That wasn't Andrew Dexter’s problem any more. To finance his dream, he had started or taken control of the Berkshire Bank in Pittsfield, Mass., the Farmers' Exchange Bank in Gloucester, R.I., the Penobscot Bank of Bucksport, Maine, the Coos Bank of Haverhill, N.H., and the Detroit Bank, which was housed in the first brick building in Michigan. He issued hundreds of thousands of dollars in bank notes while building his ever-more-grandiose skyscraper.
Nathan Appleton and other Boston merchants grew suspicious of Dexter’s ‘country’ bank notes. In 1808, they took their story to the press. Shopkeepers began refusing banknotes from Dexter’s banks. Appleton and his friends sent agents to Dexter’s far-away banks to redeem the notes that Boston shopkeepers had accepted as currency. The banks couldn’t exchange the notes for gold or silver, and the extent of Dexter’s fraud began to be realized. Dexter could no longer pay his workmen, and hundreds, if not thousands of them were wiped out.
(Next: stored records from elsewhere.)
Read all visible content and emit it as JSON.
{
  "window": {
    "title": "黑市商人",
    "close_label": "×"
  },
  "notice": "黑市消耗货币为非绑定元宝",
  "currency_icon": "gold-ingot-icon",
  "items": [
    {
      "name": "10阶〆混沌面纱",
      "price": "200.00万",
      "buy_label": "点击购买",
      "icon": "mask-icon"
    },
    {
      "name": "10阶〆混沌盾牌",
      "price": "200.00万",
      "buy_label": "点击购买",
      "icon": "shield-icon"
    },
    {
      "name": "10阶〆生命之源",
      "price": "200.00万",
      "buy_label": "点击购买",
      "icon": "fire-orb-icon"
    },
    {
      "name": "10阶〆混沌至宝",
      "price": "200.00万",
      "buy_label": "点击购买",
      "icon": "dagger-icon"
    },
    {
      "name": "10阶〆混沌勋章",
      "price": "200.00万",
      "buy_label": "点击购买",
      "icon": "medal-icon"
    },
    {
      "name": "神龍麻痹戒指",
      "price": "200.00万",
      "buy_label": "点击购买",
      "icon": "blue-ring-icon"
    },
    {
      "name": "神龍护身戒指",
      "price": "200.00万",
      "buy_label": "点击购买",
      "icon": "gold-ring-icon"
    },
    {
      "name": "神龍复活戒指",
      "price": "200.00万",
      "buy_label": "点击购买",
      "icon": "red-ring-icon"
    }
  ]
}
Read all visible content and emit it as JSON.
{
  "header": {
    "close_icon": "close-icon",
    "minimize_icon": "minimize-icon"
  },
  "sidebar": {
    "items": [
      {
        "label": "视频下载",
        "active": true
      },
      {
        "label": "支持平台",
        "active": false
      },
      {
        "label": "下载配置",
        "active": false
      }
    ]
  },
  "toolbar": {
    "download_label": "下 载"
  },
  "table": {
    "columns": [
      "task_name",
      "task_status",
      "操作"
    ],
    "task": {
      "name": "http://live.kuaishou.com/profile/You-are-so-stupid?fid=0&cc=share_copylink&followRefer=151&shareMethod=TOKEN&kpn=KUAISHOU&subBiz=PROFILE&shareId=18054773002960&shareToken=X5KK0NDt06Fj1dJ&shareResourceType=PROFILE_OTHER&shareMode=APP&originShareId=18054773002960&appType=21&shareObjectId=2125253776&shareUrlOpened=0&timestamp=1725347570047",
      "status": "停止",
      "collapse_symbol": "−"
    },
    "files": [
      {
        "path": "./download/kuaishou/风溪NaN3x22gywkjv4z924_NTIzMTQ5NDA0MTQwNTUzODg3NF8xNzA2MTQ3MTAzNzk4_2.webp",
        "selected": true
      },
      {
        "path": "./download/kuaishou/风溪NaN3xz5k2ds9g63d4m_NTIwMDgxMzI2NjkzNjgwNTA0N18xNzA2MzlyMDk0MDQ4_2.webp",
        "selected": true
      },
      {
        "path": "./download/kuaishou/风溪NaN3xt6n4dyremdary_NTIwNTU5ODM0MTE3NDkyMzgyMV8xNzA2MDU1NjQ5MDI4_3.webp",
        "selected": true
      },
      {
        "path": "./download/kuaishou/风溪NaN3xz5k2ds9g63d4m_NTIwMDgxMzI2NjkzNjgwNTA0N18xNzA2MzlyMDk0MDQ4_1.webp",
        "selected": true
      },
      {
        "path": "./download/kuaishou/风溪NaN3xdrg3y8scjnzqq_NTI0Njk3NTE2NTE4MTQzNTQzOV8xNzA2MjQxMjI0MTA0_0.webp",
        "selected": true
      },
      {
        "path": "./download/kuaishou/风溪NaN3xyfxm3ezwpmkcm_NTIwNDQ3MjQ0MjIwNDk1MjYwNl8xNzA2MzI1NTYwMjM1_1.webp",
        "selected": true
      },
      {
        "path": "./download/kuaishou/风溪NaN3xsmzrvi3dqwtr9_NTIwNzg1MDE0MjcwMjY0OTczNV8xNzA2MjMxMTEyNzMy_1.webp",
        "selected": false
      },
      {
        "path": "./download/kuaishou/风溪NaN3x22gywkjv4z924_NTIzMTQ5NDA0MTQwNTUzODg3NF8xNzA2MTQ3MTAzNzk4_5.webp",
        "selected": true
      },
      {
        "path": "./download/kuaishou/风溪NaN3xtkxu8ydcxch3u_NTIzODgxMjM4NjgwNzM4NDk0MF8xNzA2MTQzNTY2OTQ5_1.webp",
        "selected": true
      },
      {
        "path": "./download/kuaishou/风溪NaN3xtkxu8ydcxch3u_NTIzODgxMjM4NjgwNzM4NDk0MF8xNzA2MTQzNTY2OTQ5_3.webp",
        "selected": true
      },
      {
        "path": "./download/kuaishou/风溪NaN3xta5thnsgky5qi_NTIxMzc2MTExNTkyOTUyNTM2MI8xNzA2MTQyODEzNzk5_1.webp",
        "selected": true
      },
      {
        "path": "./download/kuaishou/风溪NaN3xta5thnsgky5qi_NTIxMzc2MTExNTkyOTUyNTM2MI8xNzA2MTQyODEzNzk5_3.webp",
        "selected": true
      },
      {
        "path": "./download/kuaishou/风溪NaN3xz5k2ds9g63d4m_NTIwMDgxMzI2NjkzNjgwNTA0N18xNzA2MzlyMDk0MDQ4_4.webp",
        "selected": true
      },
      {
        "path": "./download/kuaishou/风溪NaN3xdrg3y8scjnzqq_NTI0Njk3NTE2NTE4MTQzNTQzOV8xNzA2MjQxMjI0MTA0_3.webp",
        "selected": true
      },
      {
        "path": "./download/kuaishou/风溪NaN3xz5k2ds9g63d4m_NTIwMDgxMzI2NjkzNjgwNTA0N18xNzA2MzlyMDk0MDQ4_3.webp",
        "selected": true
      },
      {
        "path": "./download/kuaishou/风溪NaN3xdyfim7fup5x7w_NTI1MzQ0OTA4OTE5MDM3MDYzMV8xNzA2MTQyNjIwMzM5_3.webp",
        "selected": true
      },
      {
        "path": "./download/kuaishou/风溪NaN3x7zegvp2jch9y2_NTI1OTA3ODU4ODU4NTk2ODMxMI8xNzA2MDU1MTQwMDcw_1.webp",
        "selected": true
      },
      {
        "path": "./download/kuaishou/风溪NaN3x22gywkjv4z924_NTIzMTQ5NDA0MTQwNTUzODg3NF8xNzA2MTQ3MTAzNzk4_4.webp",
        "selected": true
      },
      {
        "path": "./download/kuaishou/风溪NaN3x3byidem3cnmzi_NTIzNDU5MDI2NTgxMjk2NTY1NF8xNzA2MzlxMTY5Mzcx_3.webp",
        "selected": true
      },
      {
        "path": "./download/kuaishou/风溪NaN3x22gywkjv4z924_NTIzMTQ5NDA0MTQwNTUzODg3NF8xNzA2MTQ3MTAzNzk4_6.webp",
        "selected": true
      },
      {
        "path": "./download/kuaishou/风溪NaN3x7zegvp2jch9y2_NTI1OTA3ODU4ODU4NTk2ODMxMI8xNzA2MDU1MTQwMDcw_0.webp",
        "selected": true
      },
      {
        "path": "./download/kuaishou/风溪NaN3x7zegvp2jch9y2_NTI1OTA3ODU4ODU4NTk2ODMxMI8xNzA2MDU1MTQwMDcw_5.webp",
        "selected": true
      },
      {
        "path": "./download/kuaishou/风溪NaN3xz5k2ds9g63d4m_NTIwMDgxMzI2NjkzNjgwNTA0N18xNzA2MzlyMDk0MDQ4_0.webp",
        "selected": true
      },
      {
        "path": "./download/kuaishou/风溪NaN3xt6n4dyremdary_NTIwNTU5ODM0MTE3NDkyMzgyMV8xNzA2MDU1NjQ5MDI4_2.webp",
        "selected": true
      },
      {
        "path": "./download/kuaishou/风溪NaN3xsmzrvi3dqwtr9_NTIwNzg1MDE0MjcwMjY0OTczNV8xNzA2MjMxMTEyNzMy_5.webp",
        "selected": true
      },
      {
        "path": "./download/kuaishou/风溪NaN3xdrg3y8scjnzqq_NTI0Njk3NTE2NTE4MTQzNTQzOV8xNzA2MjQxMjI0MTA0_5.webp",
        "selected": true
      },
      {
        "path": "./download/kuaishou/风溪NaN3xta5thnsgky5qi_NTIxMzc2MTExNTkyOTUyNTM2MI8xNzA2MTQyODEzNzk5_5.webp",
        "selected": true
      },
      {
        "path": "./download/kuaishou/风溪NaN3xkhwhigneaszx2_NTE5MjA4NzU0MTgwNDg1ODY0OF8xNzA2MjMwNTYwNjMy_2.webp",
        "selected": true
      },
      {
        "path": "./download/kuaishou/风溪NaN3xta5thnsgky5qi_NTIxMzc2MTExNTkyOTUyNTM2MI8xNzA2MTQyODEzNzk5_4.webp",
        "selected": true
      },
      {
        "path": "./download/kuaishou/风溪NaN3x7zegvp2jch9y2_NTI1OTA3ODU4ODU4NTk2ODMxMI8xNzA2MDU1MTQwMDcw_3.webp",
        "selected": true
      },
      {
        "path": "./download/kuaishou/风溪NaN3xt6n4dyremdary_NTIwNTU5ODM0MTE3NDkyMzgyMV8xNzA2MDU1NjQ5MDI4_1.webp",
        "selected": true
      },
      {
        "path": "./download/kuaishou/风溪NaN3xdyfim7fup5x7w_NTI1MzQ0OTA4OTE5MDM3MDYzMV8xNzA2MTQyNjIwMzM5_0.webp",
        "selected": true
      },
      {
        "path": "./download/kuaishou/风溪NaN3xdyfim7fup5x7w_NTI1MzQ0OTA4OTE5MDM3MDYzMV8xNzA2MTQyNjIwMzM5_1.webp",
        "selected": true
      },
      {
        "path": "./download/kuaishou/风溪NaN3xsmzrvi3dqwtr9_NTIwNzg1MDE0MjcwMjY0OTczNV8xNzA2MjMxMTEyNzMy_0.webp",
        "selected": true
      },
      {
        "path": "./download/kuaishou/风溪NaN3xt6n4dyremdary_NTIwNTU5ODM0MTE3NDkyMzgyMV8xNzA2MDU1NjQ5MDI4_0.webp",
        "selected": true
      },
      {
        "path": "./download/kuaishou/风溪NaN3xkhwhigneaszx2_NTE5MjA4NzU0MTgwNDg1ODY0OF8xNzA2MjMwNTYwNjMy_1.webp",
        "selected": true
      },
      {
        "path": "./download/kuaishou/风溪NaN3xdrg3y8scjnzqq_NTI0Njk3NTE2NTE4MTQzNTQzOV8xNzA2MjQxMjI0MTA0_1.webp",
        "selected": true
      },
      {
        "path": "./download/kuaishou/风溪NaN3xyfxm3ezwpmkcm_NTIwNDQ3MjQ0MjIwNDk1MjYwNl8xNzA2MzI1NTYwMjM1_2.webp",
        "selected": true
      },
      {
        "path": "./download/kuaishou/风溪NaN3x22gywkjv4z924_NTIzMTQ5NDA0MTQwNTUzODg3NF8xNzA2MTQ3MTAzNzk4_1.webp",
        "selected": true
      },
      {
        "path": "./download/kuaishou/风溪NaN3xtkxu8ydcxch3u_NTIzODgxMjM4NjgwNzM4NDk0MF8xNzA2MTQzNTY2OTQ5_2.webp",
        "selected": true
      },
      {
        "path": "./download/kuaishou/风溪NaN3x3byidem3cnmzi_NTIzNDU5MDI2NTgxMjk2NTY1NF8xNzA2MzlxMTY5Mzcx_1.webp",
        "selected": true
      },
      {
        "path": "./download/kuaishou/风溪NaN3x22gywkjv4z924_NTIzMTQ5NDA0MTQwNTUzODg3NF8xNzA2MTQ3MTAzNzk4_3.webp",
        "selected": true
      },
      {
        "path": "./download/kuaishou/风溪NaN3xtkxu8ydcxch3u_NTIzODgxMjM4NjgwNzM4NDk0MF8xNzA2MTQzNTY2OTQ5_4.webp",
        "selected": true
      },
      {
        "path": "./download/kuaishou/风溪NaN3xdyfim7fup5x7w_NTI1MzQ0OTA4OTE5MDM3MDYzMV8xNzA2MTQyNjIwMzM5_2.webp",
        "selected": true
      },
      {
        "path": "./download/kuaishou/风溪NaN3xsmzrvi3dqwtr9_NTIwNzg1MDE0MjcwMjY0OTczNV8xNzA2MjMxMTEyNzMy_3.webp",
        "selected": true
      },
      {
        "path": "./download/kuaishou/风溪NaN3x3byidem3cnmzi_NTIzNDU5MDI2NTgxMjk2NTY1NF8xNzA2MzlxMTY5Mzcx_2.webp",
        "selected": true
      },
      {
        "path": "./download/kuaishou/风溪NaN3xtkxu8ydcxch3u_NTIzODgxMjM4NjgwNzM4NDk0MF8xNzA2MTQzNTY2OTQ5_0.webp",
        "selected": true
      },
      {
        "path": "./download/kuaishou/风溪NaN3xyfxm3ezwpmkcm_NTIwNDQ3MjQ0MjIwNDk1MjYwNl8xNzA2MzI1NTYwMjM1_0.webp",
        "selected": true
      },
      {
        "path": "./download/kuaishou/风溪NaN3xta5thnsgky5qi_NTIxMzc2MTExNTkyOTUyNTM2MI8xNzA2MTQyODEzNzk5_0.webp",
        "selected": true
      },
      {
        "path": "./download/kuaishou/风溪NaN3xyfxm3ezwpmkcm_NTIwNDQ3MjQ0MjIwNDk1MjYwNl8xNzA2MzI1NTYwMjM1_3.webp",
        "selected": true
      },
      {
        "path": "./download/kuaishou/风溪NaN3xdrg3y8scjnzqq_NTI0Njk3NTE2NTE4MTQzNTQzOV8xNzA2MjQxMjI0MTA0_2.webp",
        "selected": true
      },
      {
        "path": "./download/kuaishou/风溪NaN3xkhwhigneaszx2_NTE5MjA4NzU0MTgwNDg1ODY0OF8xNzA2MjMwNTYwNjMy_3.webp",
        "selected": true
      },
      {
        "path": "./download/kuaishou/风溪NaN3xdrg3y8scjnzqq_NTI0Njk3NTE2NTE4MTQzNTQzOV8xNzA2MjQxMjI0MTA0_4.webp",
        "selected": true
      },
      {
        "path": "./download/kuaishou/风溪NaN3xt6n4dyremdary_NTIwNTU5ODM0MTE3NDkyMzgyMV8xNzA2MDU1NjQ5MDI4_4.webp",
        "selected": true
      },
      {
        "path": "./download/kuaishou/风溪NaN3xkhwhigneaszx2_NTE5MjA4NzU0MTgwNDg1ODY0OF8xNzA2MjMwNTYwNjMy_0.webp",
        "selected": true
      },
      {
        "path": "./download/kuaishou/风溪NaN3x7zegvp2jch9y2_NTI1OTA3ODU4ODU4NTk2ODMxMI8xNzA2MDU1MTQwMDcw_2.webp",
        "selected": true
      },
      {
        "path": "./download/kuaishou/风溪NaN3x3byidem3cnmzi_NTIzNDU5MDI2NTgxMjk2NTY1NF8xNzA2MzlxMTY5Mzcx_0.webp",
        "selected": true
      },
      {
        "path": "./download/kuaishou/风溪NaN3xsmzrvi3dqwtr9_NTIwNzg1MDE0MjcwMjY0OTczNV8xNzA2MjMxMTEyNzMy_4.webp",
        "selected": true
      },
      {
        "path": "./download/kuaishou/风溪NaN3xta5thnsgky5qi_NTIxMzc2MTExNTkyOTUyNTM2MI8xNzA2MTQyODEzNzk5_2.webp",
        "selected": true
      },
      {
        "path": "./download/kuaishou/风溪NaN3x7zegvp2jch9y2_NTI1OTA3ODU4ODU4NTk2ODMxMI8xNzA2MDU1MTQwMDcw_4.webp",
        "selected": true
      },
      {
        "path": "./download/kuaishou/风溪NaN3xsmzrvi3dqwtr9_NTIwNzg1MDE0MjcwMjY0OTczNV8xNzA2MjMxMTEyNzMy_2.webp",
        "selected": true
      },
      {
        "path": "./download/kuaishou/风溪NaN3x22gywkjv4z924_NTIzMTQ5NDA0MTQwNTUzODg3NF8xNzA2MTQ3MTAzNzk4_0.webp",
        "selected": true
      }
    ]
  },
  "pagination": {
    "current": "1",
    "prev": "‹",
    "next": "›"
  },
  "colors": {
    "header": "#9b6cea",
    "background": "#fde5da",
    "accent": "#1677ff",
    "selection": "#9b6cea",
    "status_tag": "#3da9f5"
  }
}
When the Farmer’s Exchange collapsed, it turned out Dexter had issued $760,000 in bank notes. The bank had a total of $86 in gold and silver on hand.
Andrew and Charlotte Dexter slumped off to Nova Scotia in 1809 to avoid prosecution. During the War of 1812 they moved to Athens, N.Y., to take advantage of that state’s lenient bankruptcy rules. By 1817, Dexter’s father had died and Dexter used his inheritance to speculate in Alabama real estate. He founded Montgomery, moving his family there in 1819. Charlotte Dexter died shortly after they arrived. Andrew Dexter continued his real estate speculation in Texas and Mexico, but died broke on Nov. 2, 1837, in Mobile, Ala.
The Exchange Coffee House was long gone by then. New owners completed it, but it was never the success that Dexter anticipated. It changed hands several times until Nov. 3, 1819, when a fire totally destroyed it. The remains of America’s first skyscraper smoldered for months. Three years later, another, less grand coffee house exchange was built on the site.